An aptamer-based microfluidic device for thermally controlled affinity extraction

Microfluidics and Nanofluidics (Impact Factor: 3.22). 6(4):479-487. DOI: 10.1007/s10404-008-0322-4

ABSTRACT We present a microfluidic device for specific extraction and thermally activated release of analytes using nucleic acid aptamers.
The device primarily consists of a microchamber that is packed with aptamer-functionalized microbeads as a stationary phase,
and integrated with a micro heater and temperature sensor. We demonstrate the device operation by performing the extraction
of a metabolic analyte, adenosine monophosphate coupled with thiazole orange (TO-AMP), with high selectivity to an RNA aptamer.
Controlled release of TO-AMP from the aptamer surface is then conducted at low temperatures using on-chip thermal activation.
This allows isocratic analyte elution, which eliminates the use of potentially harsh reagents, and enables efficient regeneration
of the aptamer surfaces when device reusability is desired.

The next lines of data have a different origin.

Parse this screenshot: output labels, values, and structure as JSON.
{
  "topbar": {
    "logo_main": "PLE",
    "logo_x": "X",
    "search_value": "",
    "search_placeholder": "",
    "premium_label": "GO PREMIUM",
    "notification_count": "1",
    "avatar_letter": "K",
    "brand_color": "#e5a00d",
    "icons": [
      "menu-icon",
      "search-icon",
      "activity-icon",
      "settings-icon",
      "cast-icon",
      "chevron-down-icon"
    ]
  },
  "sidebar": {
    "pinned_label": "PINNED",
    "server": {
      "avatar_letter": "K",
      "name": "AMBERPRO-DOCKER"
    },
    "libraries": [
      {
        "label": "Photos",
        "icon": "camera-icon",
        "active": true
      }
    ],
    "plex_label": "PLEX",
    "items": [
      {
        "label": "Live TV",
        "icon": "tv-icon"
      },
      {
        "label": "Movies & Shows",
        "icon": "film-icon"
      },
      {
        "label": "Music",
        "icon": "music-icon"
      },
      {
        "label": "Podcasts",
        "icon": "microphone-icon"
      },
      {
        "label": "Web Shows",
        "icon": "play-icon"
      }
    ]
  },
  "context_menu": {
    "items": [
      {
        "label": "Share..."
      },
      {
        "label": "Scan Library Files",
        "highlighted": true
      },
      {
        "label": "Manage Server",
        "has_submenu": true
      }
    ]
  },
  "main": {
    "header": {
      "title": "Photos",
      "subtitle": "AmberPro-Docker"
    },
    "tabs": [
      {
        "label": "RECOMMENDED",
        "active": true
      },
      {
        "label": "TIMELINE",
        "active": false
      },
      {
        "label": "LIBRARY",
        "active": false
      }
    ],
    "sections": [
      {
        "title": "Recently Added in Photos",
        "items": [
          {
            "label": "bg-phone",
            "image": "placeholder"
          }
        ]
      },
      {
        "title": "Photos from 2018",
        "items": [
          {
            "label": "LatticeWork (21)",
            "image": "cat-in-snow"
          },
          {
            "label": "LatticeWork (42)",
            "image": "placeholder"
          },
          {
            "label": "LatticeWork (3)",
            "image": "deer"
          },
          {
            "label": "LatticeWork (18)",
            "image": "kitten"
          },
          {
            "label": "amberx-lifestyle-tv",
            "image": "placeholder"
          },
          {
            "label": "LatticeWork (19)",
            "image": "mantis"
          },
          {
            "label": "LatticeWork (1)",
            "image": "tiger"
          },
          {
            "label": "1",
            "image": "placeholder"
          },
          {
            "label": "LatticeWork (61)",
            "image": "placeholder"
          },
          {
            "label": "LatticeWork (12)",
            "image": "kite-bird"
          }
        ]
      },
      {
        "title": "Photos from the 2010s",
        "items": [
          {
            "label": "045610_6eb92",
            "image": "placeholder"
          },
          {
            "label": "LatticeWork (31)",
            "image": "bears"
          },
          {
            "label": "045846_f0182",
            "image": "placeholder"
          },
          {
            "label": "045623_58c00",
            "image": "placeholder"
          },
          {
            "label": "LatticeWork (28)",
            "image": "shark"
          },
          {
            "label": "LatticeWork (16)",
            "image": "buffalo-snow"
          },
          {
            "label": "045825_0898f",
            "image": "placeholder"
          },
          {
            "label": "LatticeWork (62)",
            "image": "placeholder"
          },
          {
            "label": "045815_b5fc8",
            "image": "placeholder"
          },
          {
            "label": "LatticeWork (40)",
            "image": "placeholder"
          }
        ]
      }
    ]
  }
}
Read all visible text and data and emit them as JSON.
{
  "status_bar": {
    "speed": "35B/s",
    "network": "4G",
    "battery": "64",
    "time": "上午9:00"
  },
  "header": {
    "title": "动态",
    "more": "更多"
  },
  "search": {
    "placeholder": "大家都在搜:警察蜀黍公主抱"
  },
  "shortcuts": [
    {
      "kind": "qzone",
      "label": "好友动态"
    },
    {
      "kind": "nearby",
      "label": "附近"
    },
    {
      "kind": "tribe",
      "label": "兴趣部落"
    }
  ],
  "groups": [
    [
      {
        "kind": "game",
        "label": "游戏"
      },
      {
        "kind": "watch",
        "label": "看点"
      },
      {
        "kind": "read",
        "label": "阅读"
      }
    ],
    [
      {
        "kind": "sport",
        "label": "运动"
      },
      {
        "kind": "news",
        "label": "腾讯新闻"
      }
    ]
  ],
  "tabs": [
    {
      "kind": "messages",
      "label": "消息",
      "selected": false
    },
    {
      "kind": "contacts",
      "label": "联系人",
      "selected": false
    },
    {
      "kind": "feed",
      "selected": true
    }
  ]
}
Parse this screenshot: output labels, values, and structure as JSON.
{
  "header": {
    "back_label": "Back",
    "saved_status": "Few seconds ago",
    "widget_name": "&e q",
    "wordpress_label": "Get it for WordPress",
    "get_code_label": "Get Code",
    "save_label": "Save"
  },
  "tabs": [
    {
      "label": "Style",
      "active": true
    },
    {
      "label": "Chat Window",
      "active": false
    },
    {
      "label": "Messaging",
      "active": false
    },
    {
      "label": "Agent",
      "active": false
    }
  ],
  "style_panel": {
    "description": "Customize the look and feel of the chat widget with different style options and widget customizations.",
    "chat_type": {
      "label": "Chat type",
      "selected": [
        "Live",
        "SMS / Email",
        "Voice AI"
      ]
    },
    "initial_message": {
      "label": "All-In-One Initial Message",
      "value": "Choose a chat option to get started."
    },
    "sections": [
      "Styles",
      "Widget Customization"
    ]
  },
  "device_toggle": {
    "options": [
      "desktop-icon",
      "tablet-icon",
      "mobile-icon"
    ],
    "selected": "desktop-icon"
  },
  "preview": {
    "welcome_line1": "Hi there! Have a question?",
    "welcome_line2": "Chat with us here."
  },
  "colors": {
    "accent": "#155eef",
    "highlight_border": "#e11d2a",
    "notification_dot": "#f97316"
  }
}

  • [Show abstract] [Hide abstract]
    ABSTRACT: The detection, isolation and sorting of cells are important tools in both clinical diagnostics and fundamental research. Advances in microfluidic cell sorting devices have enabled scientists to attain improved separation with comparative ease and considerable time savings. Despite the great potential of Lab-on-Chip cell sorting devices for targeting cells with desired specificity and selectivity, this field of research remains unexploited. The challenge resides in the detection techniques which has to be specific, fast, cost-effective, and implementable within the fabrication limitations of microchips. Adhesion-based microfluidic devices seem to be a reliable solution compared to the sophisticated detection techniques used in other microfluidic cell sorting systems. It provides the specificity in detection, label-free separation without requirement for a preprocessing step, and the possibility of targeting rare cell types. This review elaborates on recent advances in adhesion-based microfluidic devices for sorting, detection and enrichment of different cell lines, with a particular focus on selective adhesion of desired cells on surfaces modified with ligands specific to target cells. The effect of shear stress on cell adhesion in flow conditions is also discussed. Recently published applications of specific adhesive ligands and surface functionalization methods have been presented to further elucidate the advances in cell adhesive microfluidic devices.
    Lab on a Chip 09/2010; 10(22):3043-53. · 5.70 Impact Factor
  • Source
    [Show abstract] [Hide abstract]
    ABSTRACT: This paper describes a temperature-controllable bead affinity chromatography (BAC) in a microsystem for biomarker detection, and preparing samples for matrix-assisted laser desorption/ionization time of flight mass spectrometry (MALDI-TOF MS) analysis. Cancer marker proteins were captured in the microsystem by BAC with RNA aptamer-immobilized microbeads. The captured proteins were then denatured and released from the microbeads by controlling temperature. The microsystem consists of a microreactor for trapping microbeads and a temperature control unit for thermal treatment of the trapped beads. We used polymethylsilxoane or single crystalline silicon in fabricating two different types of reaction chamber to compare the differences in performance originated from the materials. Carcinoembryonic antigen was concentrated and purified from human serum using the microsystem and detected by MALDI-TOF MS to demonstrate the usefulness of the microsystem. The microsystem simplifies a sample preparation process required for protein analysis and cancer biomarker detection, which will accelerate the process of cancer research.
    Analytical and Bioanalytical Chemistry 09/2012; 404(8):2267-75. · 3.66 Impact Factor
  • Source
    [Show abstract] [Hide abstract]
    ABSTRACT: Micro- and nanofabrication has allowed the production of ultra-sensitive, portable, and inexpensive biosensors. These devices generally rely on chemical or biological receptors which recognize a particular compound of interest and relay this recognition event effectively by transduction. Recent advances in RNA and DNA synthesis have enabled the use of aptamers, in vitro generated oligonucleotides, which offer high affinity biomolecular recognition to a theoretically limitless variety of analytes. DNA and RNA aptamers have gained so much attention in the biosensor community, that they have begun competing with more established affinity ligands including enzymes, lectins, and most notably, immunoreceptors such as antibodies. This article reviews the current state-of-the-art of aptasensors, or biosensors that use aptamers as molecular recognition elements, emphasizing the synergy between aptamer-based biosensing and micro- and nanotechnology. Aptasensors developed on micro- and nanoscale platforms based on mass changes, electroanalytical techniques, optical transduction, and purification and separation methods will be covered.
    Microfluidics and Nanofluidics 01/2009; 6(3):347-362. · 3.22 Impact Factor


1 Download